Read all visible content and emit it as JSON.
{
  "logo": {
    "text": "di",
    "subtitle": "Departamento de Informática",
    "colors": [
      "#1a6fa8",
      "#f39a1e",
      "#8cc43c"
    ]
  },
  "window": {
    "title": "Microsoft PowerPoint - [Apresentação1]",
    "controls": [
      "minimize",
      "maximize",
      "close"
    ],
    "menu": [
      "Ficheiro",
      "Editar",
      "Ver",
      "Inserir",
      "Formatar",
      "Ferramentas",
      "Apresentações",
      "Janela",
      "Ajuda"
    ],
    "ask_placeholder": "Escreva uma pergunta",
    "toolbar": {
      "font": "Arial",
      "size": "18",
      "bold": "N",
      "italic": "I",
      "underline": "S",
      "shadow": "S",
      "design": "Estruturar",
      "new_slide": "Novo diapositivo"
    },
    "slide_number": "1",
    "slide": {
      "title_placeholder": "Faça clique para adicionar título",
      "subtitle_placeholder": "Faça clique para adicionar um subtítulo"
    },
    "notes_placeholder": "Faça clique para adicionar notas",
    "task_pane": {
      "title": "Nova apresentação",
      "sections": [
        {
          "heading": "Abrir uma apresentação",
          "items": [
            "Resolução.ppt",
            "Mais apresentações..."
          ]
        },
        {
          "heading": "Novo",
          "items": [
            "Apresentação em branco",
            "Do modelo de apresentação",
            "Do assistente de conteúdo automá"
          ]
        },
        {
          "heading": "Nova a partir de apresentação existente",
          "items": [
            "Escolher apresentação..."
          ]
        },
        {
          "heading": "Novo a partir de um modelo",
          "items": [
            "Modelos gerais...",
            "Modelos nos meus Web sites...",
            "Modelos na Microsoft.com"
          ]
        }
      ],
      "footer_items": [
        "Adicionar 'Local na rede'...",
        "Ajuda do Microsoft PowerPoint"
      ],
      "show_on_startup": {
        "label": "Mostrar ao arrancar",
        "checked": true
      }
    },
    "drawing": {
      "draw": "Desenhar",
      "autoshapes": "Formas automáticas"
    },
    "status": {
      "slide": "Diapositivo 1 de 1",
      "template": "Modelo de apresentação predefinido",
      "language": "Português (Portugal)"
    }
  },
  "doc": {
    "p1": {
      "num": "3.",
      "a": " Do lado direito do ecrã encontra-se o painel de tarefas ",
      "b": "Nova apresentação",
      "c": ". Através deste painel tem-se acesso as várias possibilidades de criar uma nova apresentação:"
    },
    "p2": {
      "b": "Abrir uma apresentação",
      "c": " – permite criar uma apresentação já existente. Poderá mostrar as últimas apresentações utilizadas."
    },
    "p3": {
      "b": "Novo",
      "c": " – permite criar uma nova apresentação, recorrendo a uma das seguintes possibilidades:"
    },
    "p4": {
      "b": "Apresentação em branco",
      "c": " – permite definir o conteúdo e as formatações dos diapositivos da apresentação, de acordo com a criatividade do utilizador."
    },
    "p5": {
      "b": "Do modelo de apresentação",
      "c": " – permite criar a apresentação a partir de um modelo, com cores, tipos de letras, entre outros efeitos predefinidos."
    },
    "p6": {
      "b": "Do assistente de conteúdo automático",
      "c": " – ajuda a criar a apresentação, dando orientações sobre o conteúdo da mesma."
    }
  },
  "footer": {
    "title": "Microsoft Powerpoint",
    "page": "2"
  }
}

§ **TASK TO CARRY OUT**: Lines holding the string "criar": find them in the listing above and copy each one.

§ **SOLUTION TO THIS PROBLEM**:
      "c": ". Através deste painel tem-se acesso as várias possibilidades de criar uma nova apresentação:"
      "c": " – permite criar uma apresentação já existente. Poderá mostrar as últimas apresentações utilizadas."
      "c": " – permite criar uma nova apresentação, recorrendo a uma das seguintes possibilidades:"
      "c": " – permite criar a apresentação a partir de um modelo, com cores, tipos de letras, entre outros efeitos predefinidos."
      "c": " – ajuda a criar a apresentação, dando orientações sobre o conteúdo da mesma."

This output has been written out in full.